Indeed, we see that when the dust settled and the different tribes were established in their territories, that Shimon is found to be land-locked inside of the tribe of Judah. It is through the tribe of Judah that Shimon is able to channel his so very intense energy.
While we may find Shimon to be a disturbing, unpredictable, and even scary individual in his raging zeal for justice, it is exactly that energy that the tribe of Judah, and even now the modern nation of Israel so very often needs! Indeed, in the episode of the kidnapping and raping of Dinah in Genesis 34, it was that violent, wild, and discomforting energy of Shimon that brought Dinah back safe and sound. We might ask ourselves, had someone kidnapped and raped your daughter or sister, would you want a diplomat who may or may not negotiate a peaceful return, or a warrior who will go in without compromise and rip off the heads of the evil animals who took her?
Shimon, who heard that a pure, innocent, holy spark had been taken to be used and abused by evil unleashed his fury, not only to make things right, but to send a message to all others who would attempt such a thing that this would not be tolerated. In his inner soul, Shimon could not bear to allow such horrible evil on earth. And so he unleashed his rage with such an earth-shattering fury, that it made even the strongest tremble.

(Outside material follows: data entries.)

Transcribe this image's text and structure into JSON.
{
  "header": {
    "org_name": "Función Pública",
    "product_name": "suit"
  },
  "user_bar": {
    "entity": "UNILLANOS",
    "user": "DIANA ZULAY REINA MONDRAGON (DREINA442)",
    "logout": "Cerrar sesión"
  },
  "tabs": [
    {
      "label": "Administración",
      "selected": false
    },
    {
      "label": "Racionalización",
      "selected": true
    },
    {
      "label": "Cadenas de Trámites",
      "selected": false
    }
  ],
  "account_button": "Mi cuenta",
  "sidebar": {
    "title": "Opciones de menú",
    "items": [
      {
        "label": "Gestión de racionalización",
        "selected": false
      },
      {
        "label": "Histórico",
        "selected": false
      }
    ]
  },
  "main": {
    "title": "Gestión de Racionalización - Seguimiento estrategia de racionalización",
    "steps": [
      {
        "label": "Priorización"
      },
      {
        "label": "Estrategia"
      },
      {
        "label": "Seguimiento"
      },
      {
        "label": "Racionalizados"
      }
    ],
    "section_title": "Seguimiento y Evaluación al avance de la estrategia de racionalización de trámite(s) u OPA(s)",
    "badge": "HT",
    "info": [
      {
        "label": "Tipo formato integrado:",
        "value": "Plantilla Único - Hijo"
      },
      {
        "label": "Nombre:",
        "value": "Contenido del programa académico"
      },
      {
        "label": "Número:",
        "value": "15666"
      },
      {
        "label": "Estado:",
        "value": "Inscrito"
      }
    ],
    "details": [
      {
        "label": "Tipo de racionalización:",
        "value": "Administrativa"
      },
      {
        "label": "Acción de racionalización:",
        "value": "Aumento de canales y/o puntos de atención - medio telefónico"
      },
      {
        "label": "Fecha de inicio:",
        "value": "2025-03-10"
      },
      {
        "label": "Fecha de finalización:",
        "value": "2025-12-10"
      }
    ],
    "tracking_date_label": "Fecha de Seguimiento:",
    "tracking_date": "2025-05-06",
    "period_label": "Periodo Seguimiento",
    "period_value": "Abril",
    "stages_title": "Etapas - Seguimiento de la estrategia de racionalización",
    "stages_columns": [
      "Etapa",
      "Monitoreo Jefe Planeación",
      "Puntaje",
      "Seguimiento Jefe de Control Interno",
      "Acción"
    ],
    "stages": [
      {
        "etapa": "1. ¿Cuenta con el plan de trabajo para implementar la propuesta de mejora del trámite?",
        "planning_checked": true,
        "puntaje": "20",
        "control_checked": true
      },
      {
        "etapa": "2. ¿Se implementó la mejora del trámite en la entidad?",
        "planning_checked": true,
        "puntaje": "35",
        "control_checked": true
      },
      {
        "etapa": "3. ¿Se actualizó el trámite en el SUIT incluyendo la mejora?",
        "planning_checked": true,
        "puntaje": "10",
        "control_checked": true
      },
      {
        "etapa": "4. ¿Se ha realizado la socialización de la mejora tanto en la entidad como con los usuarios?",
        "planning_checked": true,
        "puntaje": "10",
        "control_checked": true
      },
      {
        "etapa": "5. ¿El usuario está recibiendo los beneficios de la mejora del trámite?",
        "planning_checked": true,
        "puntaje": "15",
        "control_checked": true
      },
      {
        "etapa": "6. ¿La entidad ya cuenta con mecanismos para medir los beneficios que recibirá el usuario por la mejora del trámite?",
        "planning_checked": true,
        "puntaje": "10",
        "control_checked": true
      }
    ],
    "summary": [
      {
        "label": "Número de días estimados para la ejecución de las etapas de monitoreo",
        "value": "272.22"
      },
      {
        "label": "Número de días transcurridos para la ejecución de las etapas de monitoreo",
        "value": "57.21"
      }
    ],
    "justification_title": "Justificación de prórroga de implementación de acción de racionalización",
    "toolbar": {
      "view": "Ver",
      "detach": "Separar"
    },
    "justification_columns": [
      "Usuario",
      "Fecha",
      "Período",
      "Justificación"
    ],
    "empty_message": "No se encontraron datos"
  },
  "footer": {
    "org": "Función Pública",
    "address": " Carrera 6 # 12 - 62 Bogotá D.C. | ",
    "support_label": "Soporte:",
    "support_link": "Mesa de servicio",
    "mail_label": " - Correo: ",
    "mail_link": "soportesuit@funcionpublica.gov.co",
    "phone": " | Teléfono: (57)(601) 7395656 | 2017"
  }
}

No mercy, even when evil cries and ask for mercy, you smile and slaughter it. You don’t just teach those who embody evil a lesson with a proportionate reaction, you give them such a horrific experience that they wet the bed from having nightmares of ever coming into contact with the wrath of justice. You see to it that evil will never touch that holy spark again.
And yet once again, we find the need to channel this fantastically strong zeal in the right direction. The fate of the tribe of Shimon was to be a tribe that culturally had the profession of teaching the young children of the nation, and truly there is no greater teacher than the one who is so very zealous and passionate for his/her cause. We see so often in our history, that some of our greatest teachers have been named “Shimon.” Shimon Hatzadik (Who is said to have met Alexander of Macedon), Shimon Bar Yochai. Shimon Ben Gamliel. Great leaders of the nation who channeled their zeal to such great levels in Torah, that the word “Scholarly” is too cheap of a term to use for such great rabbis.
And even so, we can see how this energy turns against ourselves when we channel this Shimon zeal and energy inside of ourselves in the wrong direction, causing disunity and “baseless hatred” like what happened in the destruction of the Second Temple, and the lack of respect that the students of Rebbe Akiva had for each other during the Bar Kochba Revolt, which led them to their end. According to the Ari Zal, each month of the Jewish calendar coincides with a tribe of the nation of Israel. How ironic then it is, that somehow when we enter into the month of Av, that it is the energy of the tribe of Shimon that encompasses our atmosphere.
Indeed, whether we like it or not, we’re all ingrained with our own strong energies and zeal from our hearts and souls. It is the tribe of Shimon who teaches us that it is how we channel our inner energies that determines whether those energies will turn into angels that bring goodness into the world, or demons that destroy.
May we all come to greater wisdom in knowing how to channel our inner zeal for the good.